Fluidized bed combustion (FBC) is a combustion technology used in power plants. FBC plants are more flexible than conventional plants in that they can be fired on coal, biomass, among other fuels. Fluidized beds suspend solid fuels on upward-blowing jets of air during the combustion process. The result is a turbulent mixing of gas and solids. The tumbling action, much like a bubbling fluid, provides more effective chemical reactions and heat transfer.
Additional recommended knowledge
FBC reduces the amount of sulfur emitted in the form of SOx emissions. Limestone is used to precipitate out sulfate during combustion, which also allows more efficient heat transfer from the boiler to the apparatus used to capture the heat energy (usually water tubes). The heated precipitate coming in direct contact with the tubes(heating by conduction) increases the efficiency. Since this allows coal plants to burn at cooler temperatures, less NOx is also emitted. However, burning at low temperatures also causes increased polycyclic aromatic hydrocarbon emissions. FBC boilers can burn fuels other than coal, and the lower temperatures of combustion (800 °C / 1500 °F ) have other added benefits as well.

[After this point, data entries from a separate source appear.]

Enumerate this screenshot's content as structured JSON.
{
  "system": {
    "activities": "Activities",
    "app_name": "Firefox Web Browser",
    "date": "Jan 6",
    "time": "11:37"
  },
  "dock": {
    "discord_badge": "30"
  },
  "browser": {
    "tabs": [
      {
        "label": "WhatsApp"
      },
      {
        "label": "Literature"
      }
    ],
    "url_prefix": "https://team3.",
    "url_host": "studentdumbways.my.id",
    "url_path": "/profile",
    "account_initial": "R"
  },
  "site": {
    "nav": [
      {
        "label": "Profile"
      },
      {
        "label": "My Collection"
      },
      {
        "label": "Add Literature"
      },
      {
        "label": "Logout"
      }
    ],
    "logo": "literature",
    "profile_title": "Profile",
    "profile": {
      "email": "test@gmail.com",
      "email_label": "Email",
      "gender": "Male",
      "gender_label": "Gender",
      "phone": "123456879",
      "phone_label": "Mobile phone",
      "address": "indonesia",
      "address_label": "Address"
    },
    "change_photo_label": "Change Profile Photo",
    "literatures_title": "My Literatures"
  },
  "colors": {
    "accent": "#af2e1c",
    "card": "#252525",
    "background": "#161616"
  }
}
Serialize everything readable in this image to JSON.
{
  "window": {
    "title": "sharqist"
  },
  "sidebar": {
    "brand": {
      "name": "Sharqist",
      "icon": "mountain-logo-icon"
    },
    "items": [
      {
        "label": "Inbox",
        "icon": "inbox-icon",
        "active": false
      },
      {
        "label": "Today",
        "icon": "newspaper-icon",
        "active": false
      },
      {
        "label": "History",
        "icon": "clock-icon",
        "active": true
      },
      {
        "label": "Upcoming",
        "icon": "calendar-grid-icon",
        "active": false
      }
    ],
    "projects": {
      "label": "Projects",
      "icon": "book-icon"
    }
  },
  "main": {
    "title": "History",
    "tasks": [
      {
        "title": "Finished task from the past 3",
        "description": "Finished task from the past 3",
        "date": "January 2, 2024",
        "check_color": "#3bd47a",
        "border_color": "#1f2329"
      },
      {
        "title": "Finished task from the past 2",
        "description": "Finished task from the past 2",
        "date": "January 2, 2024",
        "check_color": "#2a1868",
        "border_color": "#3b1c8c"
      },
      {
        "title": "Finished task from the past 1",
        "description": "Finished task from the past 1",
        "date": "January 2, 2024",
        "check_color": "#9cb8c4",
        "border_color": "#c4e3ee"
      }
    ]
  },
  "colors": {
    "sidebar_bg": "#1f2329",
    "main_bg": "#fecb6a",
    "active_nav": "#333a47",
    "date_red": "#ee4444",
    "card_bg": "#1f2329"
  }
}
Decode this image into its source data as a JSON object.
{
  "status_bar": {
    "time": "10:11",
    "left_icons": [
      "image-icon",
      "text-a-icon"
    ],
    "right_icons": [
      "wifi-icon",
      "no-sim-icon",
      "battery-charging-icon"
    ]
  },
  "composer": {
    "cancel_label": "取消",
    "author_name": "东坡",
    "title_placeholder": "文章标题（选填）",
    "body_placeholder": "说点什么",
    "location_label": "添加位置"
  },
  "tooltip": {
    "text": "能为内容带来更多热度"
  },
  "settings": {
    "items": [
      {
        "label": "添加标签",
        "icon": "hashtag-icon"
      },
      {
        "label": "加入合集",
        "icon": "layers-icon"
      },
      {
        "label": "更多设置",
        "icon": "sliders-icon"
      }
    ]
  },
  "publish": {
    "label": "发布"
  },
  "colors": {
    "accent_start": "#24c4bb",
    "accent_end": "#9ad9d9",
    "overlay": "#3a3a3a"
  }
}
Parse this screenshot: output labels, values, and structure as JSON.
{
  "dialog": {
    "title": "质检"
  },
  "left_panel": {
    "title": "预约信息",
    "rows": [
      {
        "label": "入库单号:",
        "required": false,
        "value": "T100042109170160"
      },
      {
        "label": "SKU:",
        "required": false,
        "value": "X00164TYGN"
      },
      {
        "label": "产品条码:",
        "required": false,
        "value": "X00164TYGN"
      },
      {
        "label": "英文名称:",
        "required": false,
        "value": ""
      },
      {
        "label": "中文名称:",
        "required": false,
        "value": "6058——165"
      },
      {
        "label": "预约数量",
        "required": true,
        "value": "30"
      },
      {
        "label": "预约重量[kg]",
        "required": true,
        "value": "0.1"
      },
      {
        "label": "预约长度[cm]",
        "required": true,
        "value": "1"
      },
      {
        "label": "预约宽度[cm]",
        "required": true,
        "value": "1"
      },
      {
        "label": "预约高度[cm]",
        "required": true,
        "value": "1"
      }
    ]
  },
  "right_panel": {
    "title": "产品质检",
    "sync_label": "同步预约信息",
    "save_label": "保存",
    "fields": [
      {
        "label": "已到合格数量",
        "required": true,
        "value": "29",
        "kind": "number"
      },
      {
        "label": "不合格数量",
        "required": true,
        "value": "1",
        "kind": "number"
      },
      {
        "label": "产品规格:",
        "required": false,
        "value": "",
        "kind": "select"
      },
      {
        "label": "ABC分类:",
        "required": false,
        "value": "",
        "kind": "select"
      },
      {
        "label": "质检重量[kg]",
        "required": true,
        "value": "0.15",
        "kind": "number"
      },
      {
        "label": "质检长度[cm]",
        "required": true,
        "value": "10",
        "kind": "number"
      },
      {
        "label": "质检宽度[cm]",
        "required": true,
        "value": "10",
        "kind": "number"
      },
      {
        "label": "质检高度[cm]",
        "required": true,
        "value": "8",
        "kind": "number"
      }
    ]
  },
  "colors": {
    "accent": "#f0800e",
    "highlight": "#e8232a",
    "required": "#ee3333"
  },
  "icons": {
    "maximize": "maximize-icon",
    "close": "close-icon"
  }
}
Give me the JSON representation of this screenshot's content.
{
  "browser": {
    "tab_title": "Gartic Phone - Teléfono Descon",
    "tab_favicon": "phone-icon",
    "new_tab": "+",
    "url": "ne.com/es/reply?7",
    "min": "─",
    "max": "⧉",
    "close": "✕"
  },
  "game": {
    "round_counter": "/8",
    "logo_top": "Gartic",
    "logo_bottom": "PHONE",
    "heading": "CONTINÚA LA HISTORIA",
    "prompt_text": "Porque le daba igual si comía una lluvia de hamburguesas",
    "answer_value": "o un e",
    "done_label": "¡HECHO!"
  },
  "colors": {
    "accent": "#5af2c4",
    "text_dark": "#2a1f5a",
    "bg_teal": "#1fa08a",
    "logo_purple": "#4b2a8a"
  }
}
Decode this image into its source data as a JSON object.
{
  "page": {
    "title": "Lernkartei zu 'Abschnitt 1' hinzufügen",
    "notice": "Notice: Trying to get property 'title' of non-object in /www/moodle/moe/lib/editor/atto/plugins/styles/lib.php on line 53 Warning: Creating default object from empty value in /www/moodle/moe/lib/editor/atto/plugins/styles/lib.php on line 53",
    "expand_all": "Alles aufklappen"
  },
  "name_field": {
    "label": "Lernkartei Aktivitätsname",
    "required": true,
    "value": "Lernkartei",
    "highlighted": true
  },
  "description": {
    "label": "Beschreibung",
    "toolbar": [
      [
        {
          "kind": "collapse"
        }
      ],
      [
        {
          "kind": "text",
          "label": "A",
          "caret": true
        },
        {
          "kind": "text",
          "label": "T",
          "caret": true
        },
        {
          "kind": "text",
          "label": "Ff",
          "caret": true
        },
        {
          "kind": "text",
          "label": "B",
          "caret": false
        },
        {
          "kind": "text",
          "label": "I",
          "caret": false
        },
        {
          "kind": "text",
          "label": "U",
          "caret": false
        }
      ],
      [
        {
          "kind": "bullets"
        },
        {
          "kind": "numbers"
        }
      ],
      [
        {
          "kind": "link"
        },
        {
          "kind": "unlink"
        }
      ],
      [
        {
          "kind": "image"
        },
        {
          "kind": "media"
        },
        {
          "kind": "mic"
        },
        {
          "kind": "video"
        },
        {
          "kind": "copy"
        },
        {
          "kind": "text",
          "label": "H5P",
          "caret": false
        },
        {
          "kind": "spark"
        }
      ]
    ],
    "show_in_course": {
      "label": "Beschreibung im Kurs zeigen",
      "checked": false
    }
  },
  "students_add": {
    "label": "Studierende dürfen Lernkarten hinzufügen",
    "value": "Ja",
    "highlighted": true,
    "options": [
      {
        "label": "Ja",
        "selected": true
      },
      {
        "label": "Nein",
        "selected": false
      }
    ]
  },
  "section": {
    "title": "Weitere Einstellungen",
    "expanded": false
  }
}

There are two reasons for the rapid increase of fluidised bed combustion (FBC) in combustors. First, the liberty of choice in respect of fuels in general, not only the possibility of using fuels which are difficult to burn using other technologies, is an important advantage of fluidised bed combustion. The second reason, which has become increasingly important, is the possibility of achieving, during combustion, a low emission of nitric oxides and the possibility of removing sulphur in a simple manner by using limestone as bed material.
Fluidized-bed combustion evolved from efforts to find a combustion process able to control pollutant emissions without external emission controls (such as scrubbers). The technology burns fuel at temperatures of 1,400 to 1,700 °F (750-900 °C), well below the threshold where nitrogen oxides form (at approximately 2,500 °F / 1400 °C, the nitrogen and oxygen atoms in the combustion air combine to form nitrogen oxide pollutants). The mixing action of the fluidized bed results brings the flue gases into contact with a sulfur-absorbing chemical, such as limestone or dolomite. More than 95% of the sulfur pollutants in coal can be captured inside the boiler by the sorbent. The reductions may be less substantial than they seem, however, as they coincide with increases in carbon dioxide and polycyclic aromatic hydrocarbons emissions.
Commercial FBC units operate at competitive efficiencies, cost less than today's units, and have NOx and SO2 emissions below levels mandated by Federal standards. FBC systems fit into essentially two major groups, atmospheric systems (FBC) and pressurized systems (PFBC), and two minor subgroups, bubbling or circulating fluidized bed (BFB or CFB).
|This article is licensed under the GNU Free Documentation License. It uses material from the Wikipedia article "Fluidized_bed_combustion". A list of authors is available in Wikipedia.|